Believing that rendering assistance is a natural instinct, and generally positive,
Understanding that emergency personnel may not always be the first on the scene of an incident, in which case volunteers might help to save a life,
Wanting to encourage persons to render assistance in situations where such assistance would contribute to the common good,
The World Assembly hereby:
Defines an assistance giver, as pertains to this law, as any person who attempts to provide emergency care and assistance, without expectation of compensation, to another person who is in imminent and severe peril,
Grants immunity to both prosecution and liability to all assistance givers who abide by the following criteria:
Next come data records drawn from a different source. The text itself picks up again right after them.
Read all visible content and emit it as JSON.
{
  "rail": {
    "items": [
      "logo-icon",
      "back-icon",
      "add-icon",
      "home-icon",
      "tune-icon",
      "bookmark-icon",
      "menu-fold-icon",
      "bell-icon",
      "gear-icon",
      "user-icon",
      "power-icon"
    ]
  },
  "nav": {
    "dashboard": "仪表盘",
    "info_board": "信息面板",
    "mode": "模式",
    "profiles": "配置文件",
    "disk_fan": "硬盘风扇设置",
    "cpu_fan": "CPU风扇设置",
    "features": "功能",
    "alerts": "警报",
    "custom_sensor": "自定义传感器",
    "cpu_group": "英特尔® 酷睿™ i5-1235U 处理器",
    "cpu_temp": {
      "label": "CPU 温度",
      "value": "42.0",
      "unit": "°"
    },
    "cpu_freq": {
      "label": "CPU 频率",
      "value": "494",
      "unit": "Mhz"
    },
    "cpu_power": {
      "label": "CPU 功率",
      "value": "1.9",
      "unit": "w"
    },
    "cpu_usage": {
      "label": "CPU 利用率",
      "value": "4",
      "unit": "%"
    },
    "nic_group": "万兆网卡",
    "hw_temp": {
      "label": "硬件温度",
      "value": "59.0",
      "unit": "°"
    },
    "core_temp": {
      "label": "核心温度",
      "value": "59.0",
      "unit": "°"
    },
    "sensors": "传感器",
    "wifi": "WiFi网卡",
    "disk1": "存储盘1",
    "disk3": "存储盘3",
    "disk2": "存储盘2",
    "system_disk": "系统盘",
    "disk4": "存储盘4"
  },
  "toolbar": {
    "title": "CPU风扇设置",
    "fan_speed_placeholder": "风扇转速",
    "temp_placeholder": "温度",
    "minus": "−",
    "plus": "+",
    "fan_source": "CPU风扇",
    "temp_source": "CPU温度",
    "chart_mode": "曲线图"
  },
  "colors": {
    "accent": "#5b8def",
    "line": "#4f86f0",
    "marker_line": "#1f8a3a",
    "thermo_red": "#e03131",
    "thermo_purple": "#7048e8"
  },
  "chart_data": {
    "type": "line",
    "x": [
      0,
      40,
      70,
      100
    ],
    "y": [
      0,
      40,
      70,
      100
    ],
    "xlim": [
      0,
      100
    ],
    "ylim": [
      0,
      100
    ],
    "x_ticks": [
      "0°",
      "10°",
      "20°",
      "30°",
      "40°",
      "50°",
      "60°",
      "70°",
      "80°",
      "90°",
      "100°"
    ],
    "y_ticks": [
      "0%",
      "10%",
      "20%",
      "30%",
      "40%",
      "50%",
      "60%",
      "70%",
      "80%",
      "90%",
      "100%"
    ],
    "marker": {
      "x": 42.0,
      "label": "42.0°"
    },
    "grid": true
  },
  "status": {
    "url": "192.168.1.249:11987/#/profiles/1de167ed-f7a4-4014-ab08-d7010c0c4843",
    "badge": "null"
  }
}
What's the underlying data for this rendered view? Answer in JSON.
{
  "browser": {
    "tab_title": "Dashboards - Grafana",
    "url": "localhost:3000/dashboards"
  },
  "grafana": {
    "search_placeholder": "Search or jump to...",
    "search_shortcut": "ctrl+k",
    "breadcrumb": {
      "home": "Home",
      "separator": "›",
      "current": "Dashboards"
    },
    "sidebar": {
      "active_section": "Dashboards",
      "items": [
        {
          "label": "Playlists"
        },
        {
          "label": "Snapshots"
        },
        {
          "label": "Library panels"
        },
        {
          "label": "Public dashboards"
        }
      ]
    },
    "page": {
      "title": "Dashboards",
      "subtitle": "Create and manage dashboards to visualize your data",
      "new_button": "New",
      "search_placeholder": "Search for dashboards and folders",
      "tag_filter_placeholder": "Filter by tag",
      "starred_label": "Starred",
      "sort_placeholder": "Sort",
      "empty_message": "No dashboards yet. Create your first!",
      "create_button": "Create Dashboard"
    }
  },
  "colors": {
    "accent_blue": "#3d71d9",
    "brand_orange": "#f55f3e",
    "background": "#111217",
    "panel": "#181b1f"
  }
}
A. Assistance givers must provide care at a level commensurate to their training in healthcare or emergency response, even if providing such care outside of the course of their jobs,
B. Assistance givers must acquire consent, whenever doing so is reasonable or possible, before attempting to assist anyone,
C. Once an assistance giver has begun to render assistance, that person must continue to provide that assistance to the best of their ability unless any or all of the following criteria apply:
I.It has become unsafe to continue, II.Emergency responders have arrived, III.It is no longer necessary to give assistance, D. Assistance givers may not intentionally cause harm, nor through extreme negligence cause harm to come to the person they are assisting,
Clarifies that nation-states may legislate as they like on the topic of those assistance givers who provide assistance but do not abide by the criteria listed in section 2,
Urges all nation-states to create a low-cost or free training program in first aid and emergency care for their populations.
Co-Authored by Bergnovinaia.